### WORK REQUEST
The expected output is each line below containing "active", copied in full.

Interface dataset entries
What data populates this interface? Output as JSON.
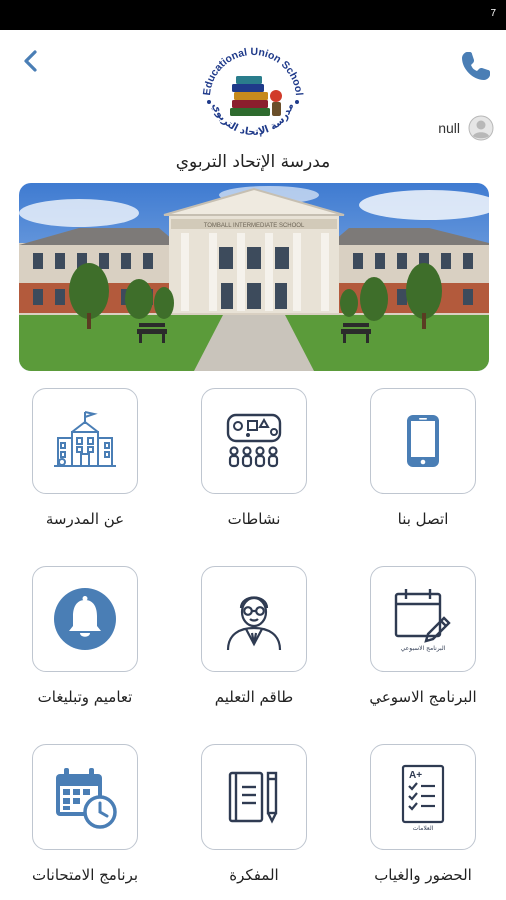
{
  "status": {
    "clock": "7"
  },
  "header": {
    "back_icon": "chevron-left-icon",
    "phone_icon": "phone-icon",
    "logo_text_top": "Educational Union School",
    "logo_text_bottom": "مدرسة الإتحاد التربوي",
    "user_name": "null",
    "avatar_icon": "user-avatar-icon"
  },
  "school": {
    "name": "مدرسة الإتحاد التربوي"
  },
  "banner": {
    "building_sign": "TOMBALL INTERMEDIATE SCHOOL",
    "alt": "school building photo"
  },
  "menu": {
    "items": [
      {
        "label": "اتصل بنا",
        "icon": "smartphone-icon"
      },
      {
        "label": "نشاطات",
        "icon": "activities-icon"
      },
      {
        "label": "عن المدرسة",
        "icon": "school-building-icon"
      },
      {
        "label": "البرنامج الاسوعي",
        "icon": "weekly-schedule-icon",
        "icon_caption": "البرنامج الاسبوعي"
      },
      {
        "label": "طاقم التعليم",
        "icon": "teacher-icon"
      },
      {
        "label": "تعاميم وتبليغات",
        "icon": "bell-icon"
      },
      {
        "label": "الحضور والغياب",
        "icon": "grades-sheet-icon",
        "icon_caption": "العلامات"
      },
      {
        "label": "المفكرة",
        "icon": "notebook-icon"
      },
      {
        "label": "برنامج الامتحانات",
        "icon": "exam-calendar-icon"
      }
    ]
  },
  "colors": {
    "accent": "#4a7eb5",
    "tile_border": "#bfc6d0",
    "dark_icon": "#2f3b52"
  }
}
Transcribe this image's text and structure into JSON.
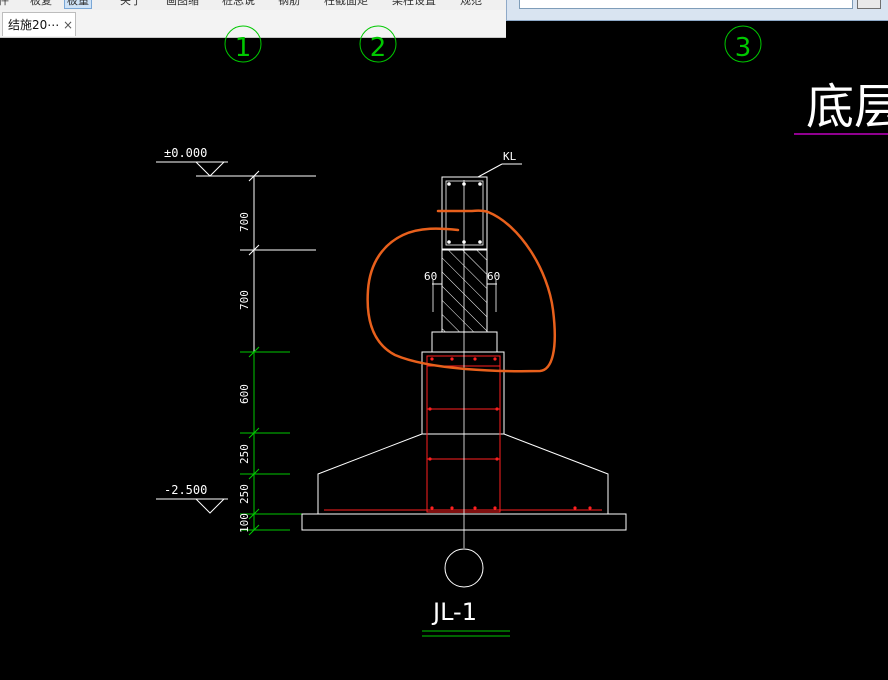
{
  "menu": {
    "items": [
      {
        "label": "件"
      },
      {
        "label": "板复"
      },
      {
        "label": "板量",
        "active": true
      },
      {
        "label": "关于"
      },
      {
        "label": "画图缩"
      },
      {
        "label": "桩总说"
      },
      {
        "label": "钢筋"
      },
      {
        "label": "柱截面矩"
      },
      {
        "label": "梁柱设置"
      },
      {
        "label": "规范"
      }
    ]
  },
  "tabs": {
    "drawing_tab": "结施20⋯",
    "close_glyph": "×"
  },
  "drawing": {
    "axis_labels": [
      "1",
      "2",
      "3"
    ],
    "title_fragment": "底层平",
    "elevations": {
      "top": "±0.000",
      "bottom": "-2.500"
    },
    "dimensions": [
      "700",
      "700",
      "600",
      "250",
      "250",
      "100"
    ],
    "beam_label": "KL",
    "offsets": [
      "60",
      "60"
    ],
    "detail_label": "JL-1"
  },
  "colors": {
    "background": "#000000",
    "line": "#ffffff",
    "axis": "#00c800",
    "rebar": "#ff2020",
    "markup": "#e8601c",
    "title_underline": "#c000c0"
  }
}
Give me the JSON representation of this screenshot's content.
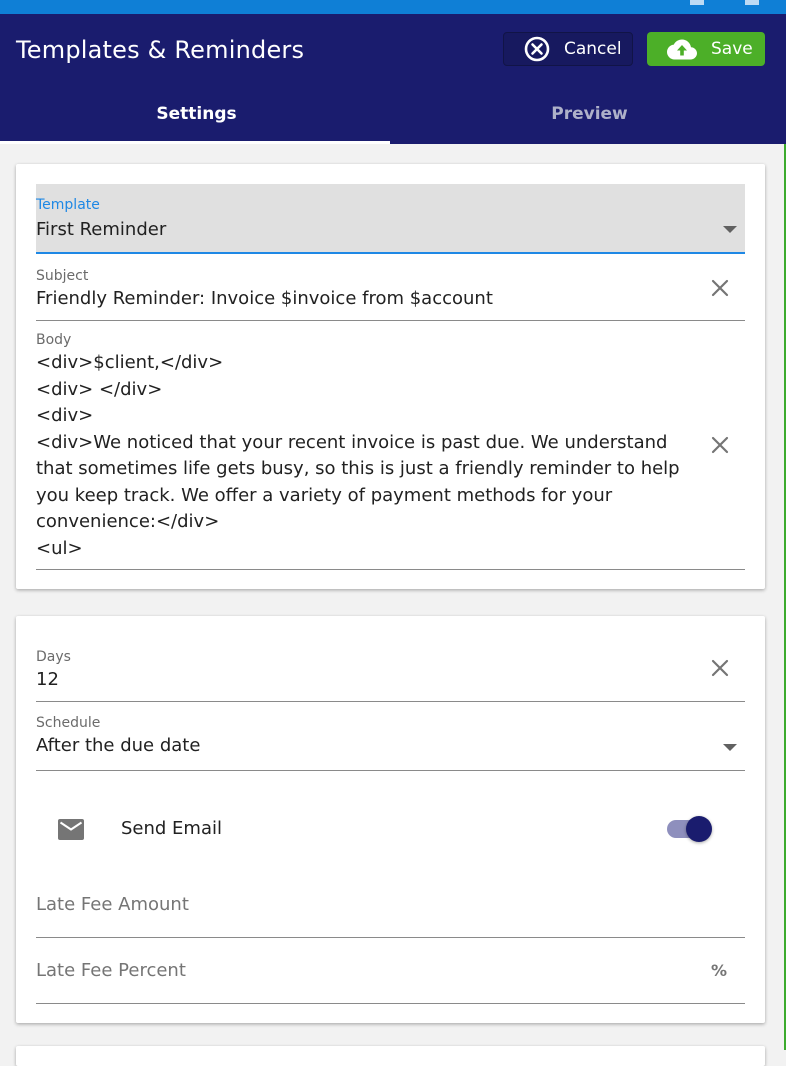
{
  "header": {
    "title": "Templates & Reminders",
    "cancel_label": "Cancel",
    "save_label": "Save",
    "accent_color": "#1a1c6e",
    "save_color": "#4caf28"
  },
  "tabs": [
    {
      "label": "Settings",
      "active": true
    },
    {
      "label": "Preview",
      "active": false
    }
  ],
  "template_card": {
    "template": {
      "label": "Template",
      "value": "First Reminder"
    },
    "subject": {
      "label": "Subject",
      "value": "Friendly Reminder: Invoice $invoice from $account"
    },
    "body": {
      "label": "Body",
      "value": "<div>$client,</div>\n<div> </div>\n<div>\n<div>We noticed that your recent invoice is past due. We understand that sometimes life gets busy, so this is just a friendly reminder to help you keep track. We offer a variety of payment methods for your convenience:</div>\n<ul>"
    }
  },
  "reminder_card": {
    "days": {
      "label": "Days",
      "value": "12"
    },
    "schedule": {
      "label": "Schedule",
      "value": "After the due date"
    },
    "send_email": {
      "label": "Send Email",
      "enabled": true,
      "icon": "email-icon"
    },
    "late_fee_amount": {
      "placeholder": "Late Fee Amount"
    },
    "late_fee_percent": {
      "placeholder": "Late Fee Percent",
      "suffix": "%"
    }
  }
}
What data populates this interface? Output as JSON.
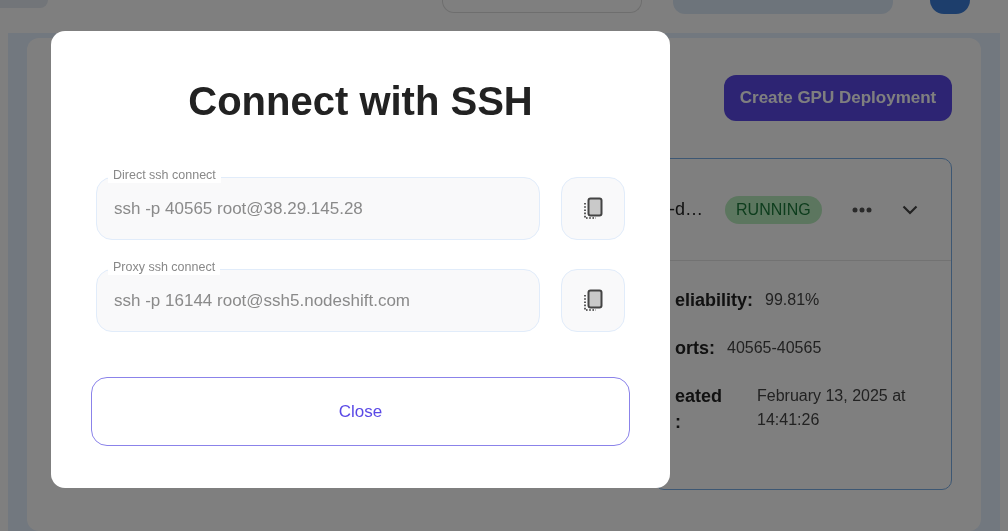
{
  "page": {
    "create_button": "Create GPU Deployment",
    "deployment": {
      "name": "-d…",
      "status": "RUNNING",
      "details": [
        {
          "label_lines": [
            "eliability:"
          ],
          "value": "99.81%"
        },
        {
          "label_lines": [
            "orts:"
          ],
          "value": "40565-40565"
        },
        {
          "label_lines": [
            "eated",
            ":"
          ],
          "value": "February 13, 2025 at 14:41:26"
        }
      ]
    }
  },
  "modal": {
    "title": "Connect with SSH",
    "fields": [
      {
        "label": "Direct ssh connect",
        "value": "ssh -p 40565 root@38.29.145.28"
      },
      {
        "label": "Proxy ssh connect",
        "value": "ssh -p 16144 root@ssh5.nodeshift.com"
      }
    ],
    "close_button": "Close"
  }
}
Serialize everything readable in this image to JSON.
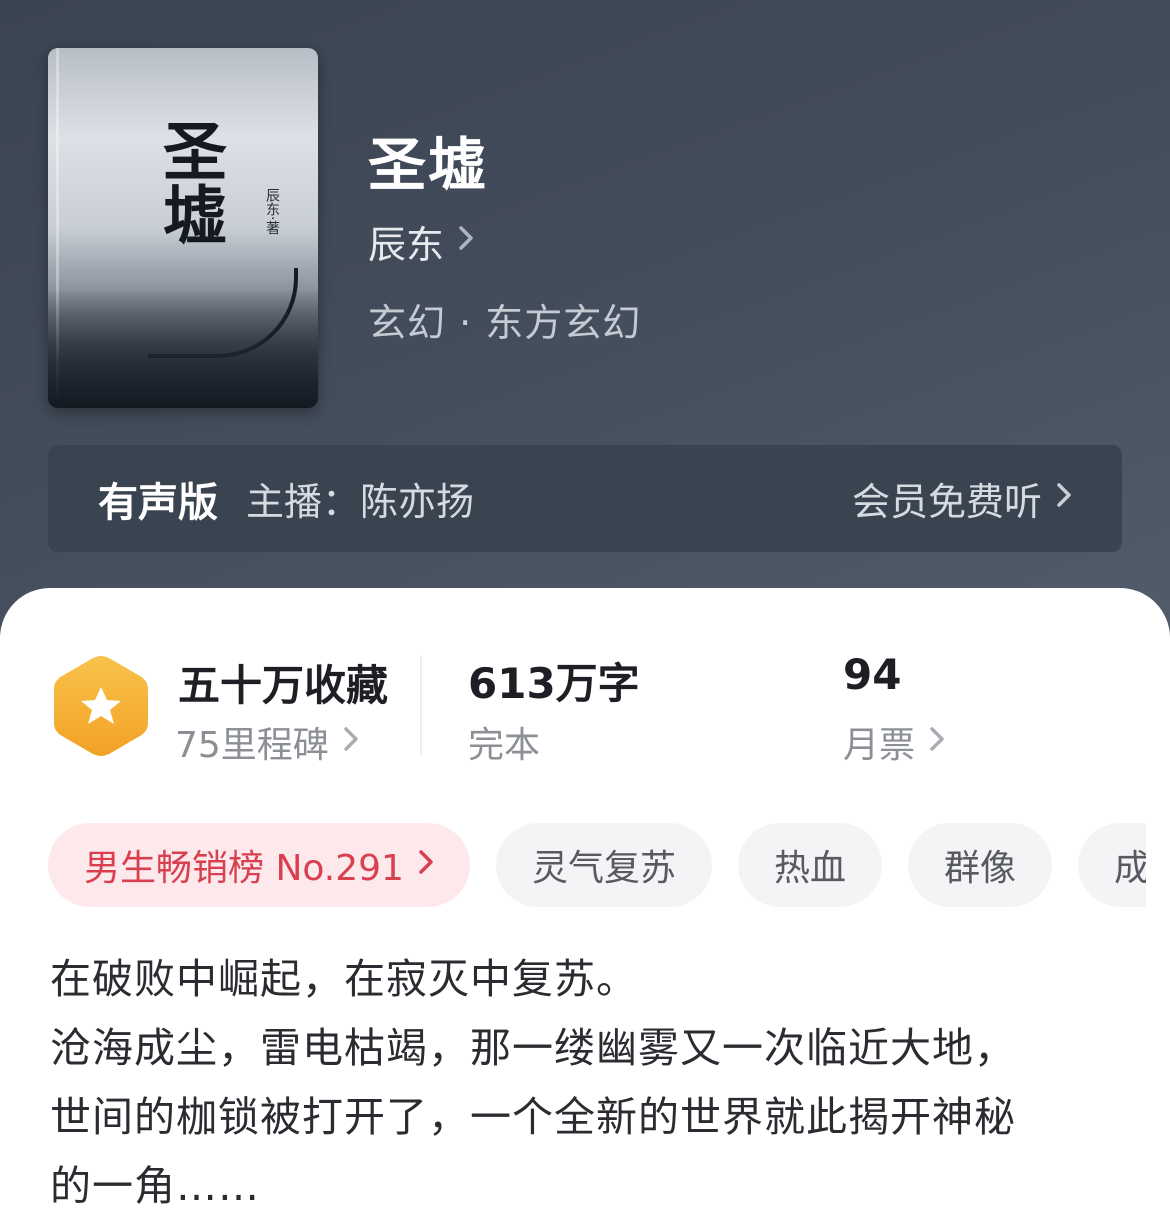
{
  "book": {
    "title": "圣墟",
    "author": "辰东",
    "genre": "玄幻 · 东方玄幻",
    "cover": {
      "title": "圣墟",
      "author": "辰东·著"
    }
  },
  "audio": {
    "label": "有声版",
    "host": "主播：陈亦扬",
    "action": "会员免费听"
  },
  "stats": {
    "favorites": {
      "title": "五十万收藏",
      "sub": "75里程碑"
    },
    "words": {
      "title": "613万字",
      "sub": "完本"
    },
    "tickets": {
      "title": "94",
      "sub": "月票"
    }
  },
  "tags": [
    "男生畅销榜 No.291",
    "灵气复苏",
    "热血",
    "群像",
    "成长"
  ],
  "synopsis": [
    "在破败中崛起，在寂灭中复苏。",
    "沧海成尘，雷电枯竭，那一缕幽雾又一次临近大地，",
    "世间的枷锁被打开了，一个全新的世界就此揭开神秘",
    "的一角……"
  ],
  "colors": {
    "hero_bg": "#434c5a",
    "badge": "#f5b030",
    "rank_text": "#d8404f",
    "rank_bg": "#fde9ec"
  },
  "icons": {
    "chevron": "chevron-right-icon",
    "badge": "star-badge-icon"
  }
}
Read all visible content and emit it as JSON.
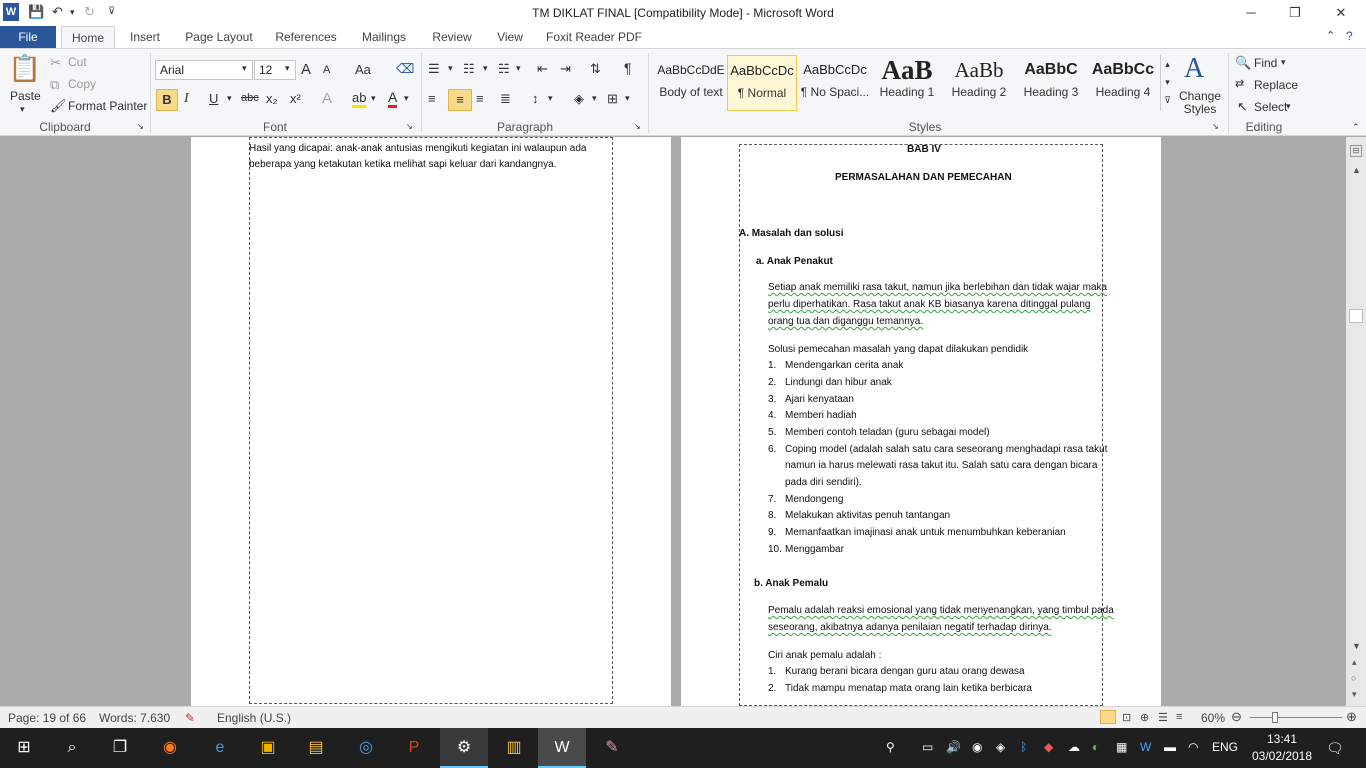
{
  "window": {
    "title": "TM DIKLAT FINAL [Compatibility Mode]  -  Microsoft Word",
    "minimize": "─",
    "restore": "❐",
    "close": "✕"
  },
  "tabs": [
    "File",
    "Home",
    "Insert",
    "Page Layout",
    "References",
    "Mailings",
    "Review",
    "View",
    "Foxit Reader PDF"
  ],
  "ribbon": {
    "clipboard": {
      "paste": "Paste",
      "cut": "Cut",
      "copy": "Copy",
      "format_painter": "Format Painter",
      "label": "Clipboard"
    },
    "font": {
      "name": "Arial",
      "size": "12",
      "label": "Font",
      "bold": "B",
      "italic": "I",
      "underline": "U",
      "strike": "abc",
      "sub": "x₂",
      "sup": "x²",
      "grow": "A",
      "shrink": "A",
      "case": "Aa"
    },
    "paragraph": {
      "label": "Paragraph",
      "pilcrow": "¶"
    },
    "styles": {
      "label": "Styles",
      "items": [
        {
          "preview": "AaBbCcDdE",
          "name": "Body of text"
        },
        {
          "preview": "AaBbCcDc",
          "name": "¶ Normal"
        },
        {
          "preview": "AaBbCcDc",
          "name": "¶ No Spaci..."
        },
        {
          "preview": "AaB",
          "name": "Heading 1"
        },
        {
          "preview": "AaBb",
          "name": "Heading 2"
        },
        {
          "preview": "AaBbC",
          "name": "Heading 3"
        },
        {
          "preview": "AaBbCc",
          "name": "Heading 4"
        }
      ],
      "change_styles": "Change Styles"
    },
    "editing": {
      "label": "Editing",
      "find": "Find",
      "replace": "Replace",
      "select": "Select"
    }
  },
  "doc": {
    "left_page": {
      "line1": "Hasil yang dicapai: anak-anak antusias mengikuti kegiatan ini walaupun ada",
      "line2": "beberapa yang ketakutan ketika melihat sapi keluar dari kandangnya."
    },
    "right_page": {
      "chapter": "BAB IV",
      "chapter_title": "PERMASALAHAN DAN PEMECAHAN",
      "section": "A.  Masalah dan solusi",
      "sub_a": "a.  Anak Penakut",
      "para_a": [
        "Setiap anak memiliki rasa takut, namun jika berlebihan dan tidak wajar maka",
        "perlu diperhatikan. Rasa takut anak KB biasanya karena ditinggal pulang",
        "orang tua dan diganggu temannya."
      ],
      "solusi_intro": "Solusi pemecahan masalah yang dapat dilakukan pendidik",
      "list_a": [
        {
          "n": "1.",
          "t": "Mendengarkan cerita anak"
        },
        {
          "n": "2.",
          "t": "Lindungi dan hibur anak"
        },
        {
          "n": "3.",
          "t": "Ajari kenyataan"
        },
        {
          "n": "4.",
          "t": "Memberi hadiah"
        },
        {
          "n": "5.",
          "t": "Memberi contoh teladan (guru sebagai model)"
        },
        {
          "n": "6.",
          "t": "Coping model (adalah salah satu cara seseorang menghadapi rasa takut"
        },
        {
          "n": "",
          "t": "namun ia harus melewati rasa takut itu. Salah satu cara dengan bicara"
        },
        {
          "n": "",
          "t": "pada diri sendiri)."
        },
        {
          "n": "7.",
          "t": "Mendongeng"
        },
        {
          "n": "8.",
          "t": "Melakukan aktivitas penuh tantangan"
        },
        {
          "n": "9.",
          "t": "Memanfaatkan imajinasi anak untuk menumbuhkan keberanian"
        },
        {
          "n": "10.",
          "t": "Menggambar"
        }
      ],
      "sub_b": "b.  Anak Pemalu",
      "para_b": [
        "Pemalu adalah reaksi emosional yang tidak menyenangkan, yang timbul pada",
        "seseorang, akibatnya adanya penilaian negatif terhadap dirinya."
      ],
      "ciri_intro": "Ciri anak pemalu adalah :",
      "list_b": [
        {
          "n": "1.",
          "t": "Kurang berani bicara dengan guru atau orang dewasa"
        },
        {
          "n": "2.",
          "t": "Tidak mampu menatap mata orang lain ketika berbicara"
        }
      ]
    }
  },
  "status": {
    "page": "Page: 19 of 66",
    "words": "Words: 7.630",
    "lang": "English (U.S.)",
    "zoom": "60%"
  },
  "taskbar": {
    "lang": "ENG",
    "time": "13:41",
    "date": "03/02/2018"
  }
}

### REPLY
        "active": true
      "active": true
      "active": false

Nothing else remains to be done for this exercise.